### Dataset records
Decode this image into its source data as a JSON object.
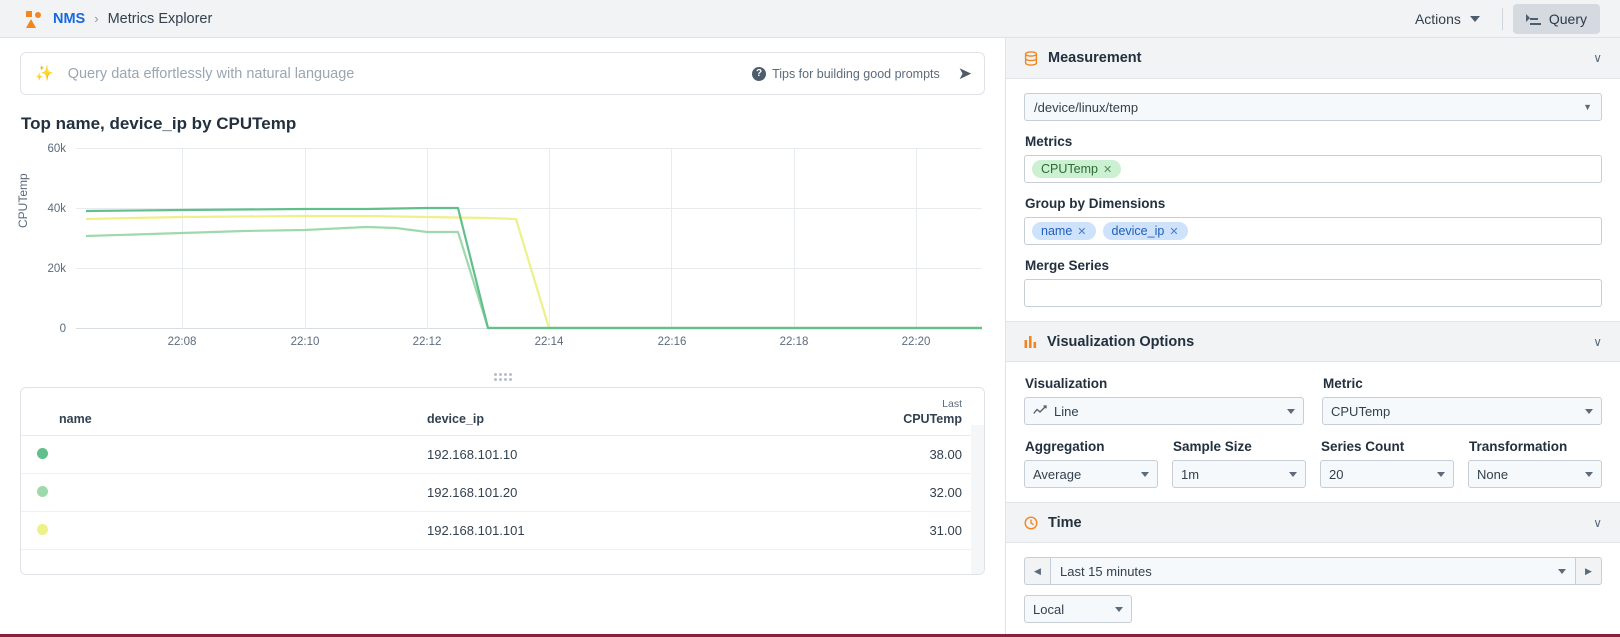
{
  "topbar": {
    "logo_icon": "nms-logo-icon",
    "breadcrumb_root": "NMS",
    "breadcrumb_sep": "›",
    "breadcrumb_current": "Metrics Explorer",
    "actions_label": "Actions",
    "query_label": "Query"
  },
  "nl_query": {
    "sparkle_icon": "sparkle-icon",
    "value": "",
    "placeholder": "Query data effortlessly with natural language",
    "tips_label": "Tips for building good prompts",
    "help_icon_glyph": "?",
    "send_icon": "send-icon",
    "send_glyph": "➤"
  },
  "chart": {
    "title": "Top name, device_ip by CPUTemp"
  },
  "chart_data": {
    "type": "line",
    "title": "Top name, device_ip by CPUTemp",
    "xlabel": "",
    "ylabel": "CPUTemp",
    "ylim": [
      0,
      60000
    ],
    "yticks": [
      0,
      20000,
      40000,
      60000
    ],
    "ytick_labels": [
      "0",
      "20k",
      "40k",
      "60k"
    ],
    "x": [
      "22:07",
      "22:08",
      "22:09",
      "22:10",
      "22:11",
      "22:12",
      "22:13",
      "22:14",
      "22:15",
      "22:16",
      "22:17",
      "22:18",
      "22:19",
      "22:20",
      "22:21"
    ],
    "xticks": [
      "22:08",
      "22:10",
      "22:12",
      "22:14",
      "22:16",
      "22:18",
      "22:20"
    ],
    "grid": true,
    "legend": "none",
    "series": [
      {
        "name": "192.168.101.10",
        "color": "#62bf8d",
        "values": [
          39000,
          39000,
          39100,
          39200,
          39300,
          0,
          0,
          0,
          0,
          0,
          0,
          0,
          0,
          0,
          0
        ]
      },
      {
        "name": "192.168.101.20",
        "color": "#9fd9ab",
        "values": [
          31000,
          31400,
          32000,
          32400,
          33200,
          32000,
          32000,
          0,
          0,
          0,
          0,
          0,
          0,
          0,
          0
        ]
      },
      {
        "name": "192.168.101.101",
        "color": "#eef08a",
        "values": [
          36200,
          36600,
          36800,
          36800,
          36700,
          36600,
          36500,
          36400,
          0,
          0,
          0,
          0,
          0,
          0,
          0
        ]
      }
    ]
  },
  "table": {
    "columns": [
      {
        "key": "name",
        "label": "name",
        "sub": ""
      },
      {
        "key": "device_ip",
        "label": "device_ip",
        "sub": ""
      },
      {
        "key": "value",
        "label": "CPUTemp",
        "sub": "Last"
      }
    ],
    "rows": [
      {
        "swatch": "#62bf8d",
        "name": "",
        "device_ip": "192.168.101.10",
        "value": "38.00"
      },
      {
        "swatch": "#9fd9ab",
        "name": "",
        "device_ip": "192.168.101.20",
        "value": "32.00"
      },
      {
        "swatch": "#eef08a",
        "name": "",
        "device_ip": "192.168.101.101",
        "value": "31.00"
      }
    ]
  },
  "panel": {
    "measurement": {
      "icon": "database-icon",
      "title": "Measurement",
      "chevron": "∨",
      "path_value": "/device/linux/temp",
      "metrics_label": "Metrics",
      "metrics_tags": [
        "CPUTemp"
      ],
      "groupby_label": "Group by Dimensions",
      "groupby_tags": [
        "name",
        "device_ip"
      ],
      "merge_label": "Merge Series",
      "merge_value": ""
    },
    "visualization": {
      "icon": "bar-chart-icon",
      "title": "Visualization Options",
      "chevron": "∨",
      "visualization_label": "Visualization",
      "visualization_value": "Line",
      "visualization_icon": "line-chart-icon",
      "metric_label": "Metric",
      "metric_value": "CPUTemp",
      "aggregation_label": "Aggregation",
      "aggregation_value": "Average",
      "sample_size_label": "Sample Size",
      "sample_size_value": "1m",
      "series_count_label": "Series Count",
      "series_count_value": "20",
      "transformation_label": "Transformation",
      "transformation_value": "None"
    },
    "time": {
      "icon": "clock-icon",
      "title": "Time",
      "chevron": "∨",
      "prev_glyph": "◀",
      "next_glyph": "▶",
      "range_value": "Last 15 minutes",
      "timezone_value": "Local"
    }
  },
  "colors": {
    "accent_orange": "#f3871f",
    "link_blue": "#1769e0",
    "panel_bg": "#f1f3f5"
  }
}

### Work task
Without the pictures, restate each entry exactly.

### Exercise output
Decode this image into its source data as a JSON object.
{
  "topbar": {
    "logo_icon": "nms-logo-icon",
    "breadcrumb_root": "NMS",
    "breadcrumb_sep": "›",
    "breadcrumb_current": "Metrics Explorer",
    "actions_label": "Actions",
    "query_label": "Query"
  },
  "nl_query": {
    "sparkle_icon": "sparkle-icon",
    "value": "",
    "placeholder": "Query data effortlessly with natural language",
    "tips_label": "Tips for building good prompts",
    "help_icon_glyph": "?",
    "send_icon": "send-icon",
    "send_glyph": "➤"
  },
  "chart": {
    "title": "Top name, device_ip by CPUTemp"
  },
  "chart_data": {
    "type": "line",
    "title": "Top name, device_ip by CPUTemp",
    "xlabel": "",
    "ylabel": "CPUTemp",
    "ylim": [
      0,
      60000
    ],
    "yticks": [
      0,
      20000,
      40000,
      60000
    ],
    "ytick_labels": [
      "0",
      "20k",
      "40k",
      "60k"
    ],
    "x": [
      "22:07",
      "22:08",
      "22:09",
      "22:10",
      "22:11",
      "22:12",
      "22:13",
      "22:14",
      "22:15",
      "22:16",
      "22:17",
      "22:18",
      "22:19",
      "22:20",
      "22:21"
    ],
    "xticks": [
      "22:08",
      "22:10",
      "22:12",
      "22:14",
      "22:16",
      "22:18",
      "22:20"
    ],
    "grid": true,
    "legend": "none",
    "series": [
      {
        "name": "192.168.101.10",
        "color": "#62bf8d",
        "values": [
          39000,
          39000,
          39100,
          39200,
          39300,
          0,
          0,
          0,
          0,
          0,
          0,
          0,
          0,
          0,
          0
        ]
      },
      {
        "name": "192.168.101.20",
        "color": "#9fd9ab",
        "values": [
          31000,
          31400,
          32000,
          32400,
          33200,
          32000,
          32000,
          0,
          0,
          0,
          0,
          0,
          0,
          0,
          0
        ]
      },
      {
        "name": "192.168.101.101",
        "color": "#eef08a",
        "values": [
          36200,
          36600,
          36800,
          36800,
          36700,
          36600,
          36500,
          36400,
          0,
          0,
          0,
          0,
          0,
          0,
          0
        ]
      }
    ]
  },
  "table": {
    "columns": [
      {
        "key": "name",
        "label": "name",
        "sub": ""
      },
      {
        "key": "device_ip",
        "label": "device_ip",
        "sub": ""
      },
      {
        "key": "value",
        "label": "CPUTemp",
        "sub": "Last"
      }
    ],
    "rows": [
      {
        "swatch": "#62bf8d",
        "name": "",
        "device_ip": "192.168.101.10",
        "value": "38.00"
      },
      {
        "swatch": "#9fd9ab",
        "name": "",
        "device_ip": "192.168.101.20",
        "value": "32.00"
      },
      {
        "swatch": "#eef08a",
        "name": "",
        "device_ip": "192.168.101.101",
        "value": "31.00"
      }
    ]
  },
  "panel": {
    "measurement": {
      "icon": "database-icon",
      "title": "Measurement",
      "chevron": "∨",
      "path_value": "/device/linux/temp",
      "metrics_label": "Metrics",
      "metrics_tags": [
        "CPUTemp"
      ],
      "groupby_label": "Group by Dimensions",
      "groupby_tags": [
        "name",
        "device_ip"
      ],
      "merge_label": "Merge Series",
      "merge_value": ""
    },
    "visualization": {
      "icon": "bar-chart-icon",
      "title": "Visualization Options",
      "chevron": "∨",
      "visualization_label": "Visualization",
      "visualization_value": "Line",
      "visualization_icon": "line-chart-icon",
      "metric_label": "Metric",
      "metric_value": "CPUTemp",
      "aggregation_label": "Aggregation",
      "aggregation_value": "Average",
      "sample_size_label": "Sample Size",
      "sample_size_value": "1m",
      "series_count_label": "Series Count",
      "series_count_value": "20",
      "transformation_label": "Transformation",
      "transformation_value": "None"
    },
    "time": {
      "icon": "clock-icon",
      "title": "Time",
      "chevron": "∨",
      "prev_glyph": "◀",
      "next_glyph": "▶",
      "range_value": "Last 15 minutes",
      "timezone_value": "Local"
    }
  },
  "colors": {
    "accent_orange": "#f3871f",
    "link_blue": "#1769e0",
    "panel_bg": "#f1f3f5"
  }
}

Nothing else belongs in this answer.